*ASSIGNED TASK*. An exact restatement of the data below, with the pictures removed, is the required answer.

(Beginning of INPUT FOR THIS TASK)

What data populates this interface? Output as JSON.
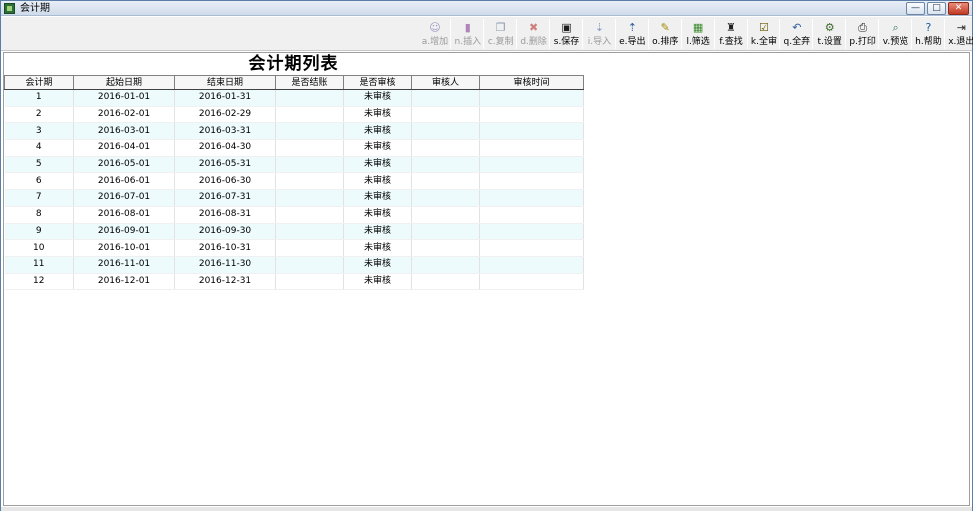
{
  "window": {
    "title": "会计期",
    "controls": {
      "minimize": "—",
      "maximize": "□",
      "close": "✕"
    }
  },
  "toolbar": [
    {
      "key": "add",
      "label": "a.增加",
      "icon": "add-icon",
      "glyph": "☺",
      "color": "#5b4fa0",
      "enabled": false
    },
    {
      "key": "insert",
      "label": "n.插入",
      "icon": "insert-icon",
      "glyph": "▮",
      "color": "#7a2d8c",
      "enabled": false
    },
    {
      "key": "copy",
      "label": "c.复制",
      "icon": "copy-icon",
      "glyph": "❐",
      "color": "#33527a",
      "enabled": false
    },
    {
      "key": "delete",
      "label": "d.删除",
      "icon": "delete-icon",
      "glyph": "✖",
      "color": "#b3261e",
      "enabled": false
    },
    {
      "key": "save",
      "label": "s.保存",
      "icon": "save-icon",
      "glyph": "▣",
      "color": "#1e1e1e",
      "enabled": true
    },
    {
      "key": "import",
      "label": "i.导入",
      "icon": "import-icon",
      "glyph": "⇣",
      "color": "#2f5a9e",
      "enabled": false
    },
    {
      "key": "export",
      "label": "e.导出",
      "icon": "export-icon",
      "glyph": "⇡",
      "color": "#2f5a9e",
      "enabled": true
    },
    {
      "key": "sort",
      "label": "o.排序",
      "icon": "sort-icon",
      "glyph": "✎",
      "color": "#a08a00",
      "enabled": true
    },
    {
      "key": "filter",
      "label": "l.筛选",
      "icon": "filter-icon",
      "glyph": "▦",
      "color": "#3b8a2c",
      "enabled": true
    },
    {
      "key": "find",
      "label": "f.查找",
      "icon": "binoculars-icon",
      "glyph": "♜",
      "color": "#1e1e1e",
      "enabled": true
    },
    {
      "key": "approve_all",
      "label": "k.全审",
      "icon": "approve-all-icon",
      "glyph": "☑",
      "color": "#6a5a00",
      "enabled": true
    },
    {
      "key": "discard_all",
      "label": "q.全弃",
      "icon": "discard-all-icon",
      "glyph": "↶",
      "color": "#2f5a9e",
      "enabled": true
    },
    {
      "key": "settings",
      "label": "t.设置",
      "icon": "settings-icon",
      "glyph": "⚙",
      "color": "#3b6a2c",
      "enabled": true
    },
    {
      "key": "print",
      "label": "p.打印",
      "icon": "print-icon",
      "glyph": "⎙",
      "color": "#1e1e1e",
      "enabled": true
    },
    {
      "key": "preview",
      "label": "v.预览",
      "icon": "preview-icon",
      "glyph": "⌕",
      "color": "#2f7a5e",
      "enabled": true
    },
    {
      "key": "help",
      "label": "h.帮助",
      "icon": "help-icon",
      "glyph": "?",
      "color": "#1e5a9e",
      "enabled": true
    },
    {
      "key": "exit",
      "label": "x.退出",
      "icon": "exit-icon",
      "glyph": "⇥",
      "color": "#2b2b2b",
      "enabled": true
    }
  ],
  "list": {
    "title": "会计期列表",
    "columns": [
      "会计期",
      "起始日期",
      "结束日期",
      "是否结账",
      "是否审核",
      "审核人",
      "审核时间"
    ],
    "rows": [
      [
        "1",
        "2016-01-01",
        "2016-01-31",
        "",
        "未审核",
        "",
        ""
      ],
      [
        "2",
        "2016-02-01",
        "2016-02-29",
        "",
        "未审核",
        "",
        ""
      ],
      [
        "3",
        "2016-03-01",
        "2016-03-31",
        "",
        "未审核",
        "",
        ""
      ],
      [
        "4",
        "2016-04-01",
        "2016-04-30",
        "",
        "未审核",
        "",
        ""
      ],
      [
        "5",
        "2016-05-01",
        "2016-05-31",
        "",
        "未审核",
        "",
        ""
      ],
      [
        "6",
        "2016-06-01",
        "2016-06-30",
        "",
        "未审核",
        "",
        ""
      ],
      [
        "7",
        "2016-07-01",
        "2016-07-31",
        "",
        "未审核",
        "",
        ""
      ],
      [
        "8",
        "2016-08-01",
        "2016-08-31",
        "",
        "未审核",
        "",
        ""
      ],
      [
        "9",
        "2016-09-01",
        "2016-09-30",
        "",
        "未审核",
        "",
        ""
      ],
      [
        "10",
        "2016-10-01",
        "2016-10-31",
        "",
        "未审核",
        "",
        ""
      ],
      [
        "11",
        "2016-11-01",
        "2016-11-30",
        "",
        "未审核",
        "",
        ""
      ],
      [
        "12",
        "2016-12-01",
        "2016-12-31",
        "",
        "未审核",
        "",
        ""
      ]
    ]
  },
  "colors": {
    "alt_row": "#edfbfd",
    "disabled_text": "#9a9a9a"
  }
}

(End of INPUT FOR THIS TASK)

*SOLUTION BELOW*.
What data populates this interface? Output as JSON.
{
  "window": {
    "title": "会计期",
    "controls": {
      "minimize": "—",
      "maximize": "□",
      "close": "✕"
    }
  },
  "toolbar": [
    {
      "key": "add",
      "label": "a.增加",
      "icon": "add-icon",
      "glyph": "☺",
      "color": "#5b4fa0",
      "enabled": false
    },
    {
      "key": "insert",
      "label": "n.插入",
      "icon": "insert-icon",
      "glyph": "▮",
      "color": "#7a2d8c",
      "enabled": false
    },
    {
      "key": "copy",
      "label": "c.复制",
      "icon": "copy-icon",
      "glyph": "❐",
      "color": "#33527a",
      "enabled": false
    },
    {
      "key": "delete",
      "label": "d.删除",
      "icon": "delete-icon",
      "glyph": "✖",
      "color": "#b3261e",
      "enabled": false
    },
    {
      "key": "save",
      "label": "s.保存",
      "icon": "save-icon",
      "glyph": "▣",
      "color": "#1e1e1e",
      "enabled": true
    },
    {
      "key": "import",
      "label": "i.导入",
      "icon": "import-icon",
      "glyph": "⇣",
      "color": "#2f5a9e",
      "enabled": false
    },
    {
      "key": "export",
      "label": "e.导出",
      "icon": "export-icon",
      "glyph": "⇡",
      "color": "#2f5a9e",
      "enabled": true
    },
    {
      "key": "sort",
      "label": "o.排序",
      "icon": "sort-icon",
      "glyph": "✎",
      "color": "#a08a00",
      "enabled": true
    },
    {
      "key": "filter",
      "label": "l.筛选",
      "icon": "filter-icon",
      "glyph": "▦",
      "color": "#3b8a2c",
      "enabled": true
    },
    {
      "key": "find",
      "label": "f.查找",
      "icon": "binoculars-icon",
      "glyph": "♜",
      "color": "#1e1e1e",
      "enabled": true
    },
    {
      "key": "approve_all",
      "label": "k.全审",
      "icon": "approve-all-icon",
      "glyph": "☑",
      "color": "#6a5a00",
      "enabled": true
    },
    {
      "key": "discard_all",
      "label": "q.全弃",
      "icon": "discard-all-icon",
      "glyph": "↶",
      "color": "#2f5a9e",
      "enabled": true
    },
    {
      "key": "settings",
      "label": "t.设置",
      "icon": "settings-icon",
      "glyph": "⚙",
      "color": "#3b6a2c",
      "enabled": true
    },
    {
      "key": "print",
      "label": "p.打印",
      "icon": "print-icon",
      "glyph": "⎙",
      "color": "#1e1e1e",
      "enabled": true
    },
    {
      "key": "preview",
      "label": "v.预览",
      "icon": "preview-icon",
      "glyph": "⌕",
      "color": "#2f7a5e",
      "enabled": true
    },
    {
      "key": "help",
      "label": "h.帮助",
      "icon": "help-icon",
      "glyph": "?",
      "color": "#1e5a9e",
      "enabled": true
    },
    {
      "key": "exit",
      "label": "x.退出",
      "icon": "exit-icon",
      "glyph": "⇥",
      "color": "#2b2b2b",
      "enabled": true
    }
  ],
  "list": {
    "title": "会计期列表",
    "columns": [
      "会计期",
      "起始日期",
      "结束日期",
      "是否结账",
      "是否审核",
      "审核人",
      "审核时间"
    ],
    "rows": [
      [
        "1",
        "2016-01-01",
        "2016-01-31",
        "",
        "未审核",
        "",
        ""
      ],
      [
        "2",
        "2016-02-01",
        "2016-02-29",
        "",
        "未审核",
        "",
        ""
      ],
      [
        "3",
        "2016-03-01",
        "2016-03-31",
        "",
        "未审核",
        "",
        ""
      ],
      [
        "4",
        "2016-04-01",
        "2016-04-30",
        "",
        "未审核",
        "",
        ""
      ],
      [
        "5",
        "2016-05-01",
        "2016-05-31",
        "",
        "未审核",
        "",
        ""
      ],
      [
        "6",
        "2016-06-01",
        "2016-06-30",
        "",
        "未审核",
        "",
        ""
      ],
      [
        "7",
        "2016-07-01",
        "2016-07-31",
        "",
        "未审核",
        "",
        ""
      ],
      [
        "8",
        "2016-08-01",
        "2016-08-31",
        "",
        "未审核",
        "",
        ""
      ],
      [
        "9",
        "2016-09-01",
        "2016-09-30",
        "",
        "未审核",
        "",
        ""
      ],
      [
        "10",
        "2016-10-01",
        "2016-10-31",
        "",
        "未审核",
        "",
        ""
      ],
      [
        "11",
        "2016-11-01",
        "2016-11-30",
        "",
        "未审核",
        "",
        ""
      ],
      [
        "12",
        "2016-12-01",
        "2016-12-31",
        "",
        "未审核",
        "",
        ""
      ]
    ]
  },
  "colors": {
    "alt_row": "#edfbfd",
    "disabled_text": "#9a9a9a"
  }
}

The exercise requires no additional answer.